Patients who have surgery during the night are twice as likely to die compared to patients who are operated on during the day, a study has found.
The aim of this study was to investigate the relationship between postoperative mortality and the time of the day of surgery.
The researchers evaluated all surgical procedures for five years and a retrospective review of 30 days postoperative in hospital mortality was carried out at the hospital.
A database was constructed collecting variables about surgical interventions and the working day was divided into three time blocks — daytime, evening and night.
There were 41,716 elective and emergency surgeries performed on 33,942 patients in 40,044 hospitals.
The researchers found that those operated on at night were 2.17 times more likely to die than those during regular daytime working hours, while patients operated on in the afternoon were 1.43 times more likely to die.
“This study demonstrates that late day and night emergency surgeries are associated with higher mortality when factoring in American Society of Anesthesiologists (ASA) score and patient age,” said Michael Tessler, Associate Professor at McGill University Health Centre.
“Postoperative 30-day in-hospital mortality rate should include start time of anaesthesia, along with other known variables, as a risk factor,” said Tessler.

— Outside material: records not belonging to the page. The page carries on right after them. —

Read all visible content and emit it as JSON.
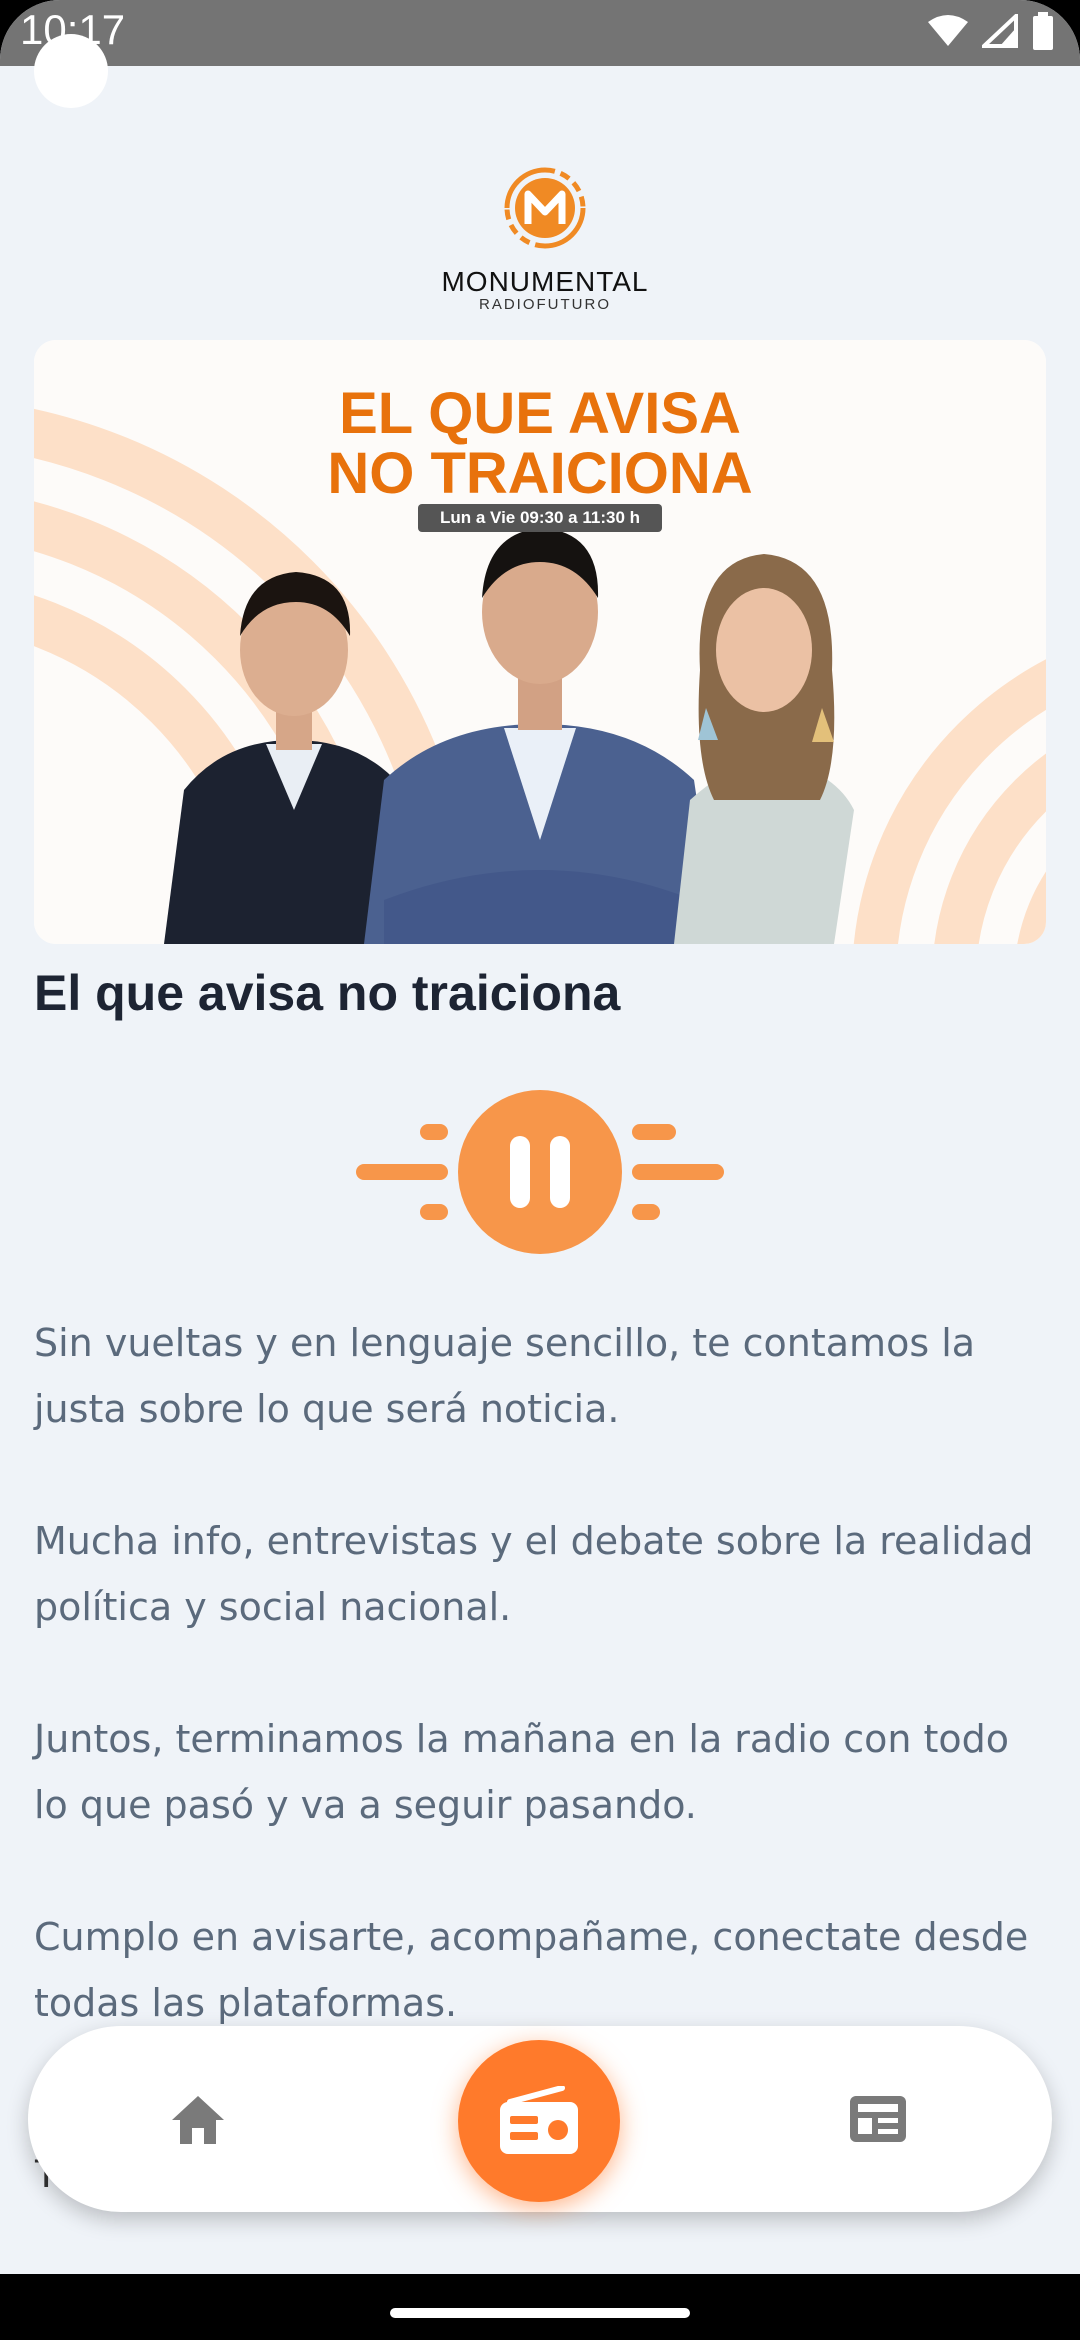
{
  "status_bar": {
    "time": "10:17"
  },
  "logo": {
    "name": "MONUMENTAL",
    "subtitle": "RADIOFUTURO"
  },
  "banner": {
    "title_line1": "EL QUE AVISA",
    "title_line2": "NO TRAICIONA",
    "schedule": "Lun a Vie 09:30 a 11:30 h"
  },
  "program": {
    "title": "El que avisa no traiciona",
    "description": [
      "Sin vueltas y en lenguaje sencillo, te contamos la justa sobre lo que será noticia.",
      "Mucha info, entrevistas y el debate sobre la realidad política y social nacional.",
      "Juntos, terminamos la mañana en la radio con todo lo que pasó y va a seguir pasando.",
      "Cumplo en avisarte, acompañame, conectate desde todas las plataformas."
    ],
    "peek_text": "To"
  },
  "player": {
    "state": "playing",
    "accent": "#f7964a"
  },
  "nav": {
    "items": [
      "home-icon",
      "radio-icon",
      "news-icon"
    ],
    "active": "radio-icon",
    "accent": "#ff7a2b"
  }
}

The study was presented at the World Congress of Anaesthesiologists (WCA) and published in the journal World Federation of Societies of Anaesthesiologists.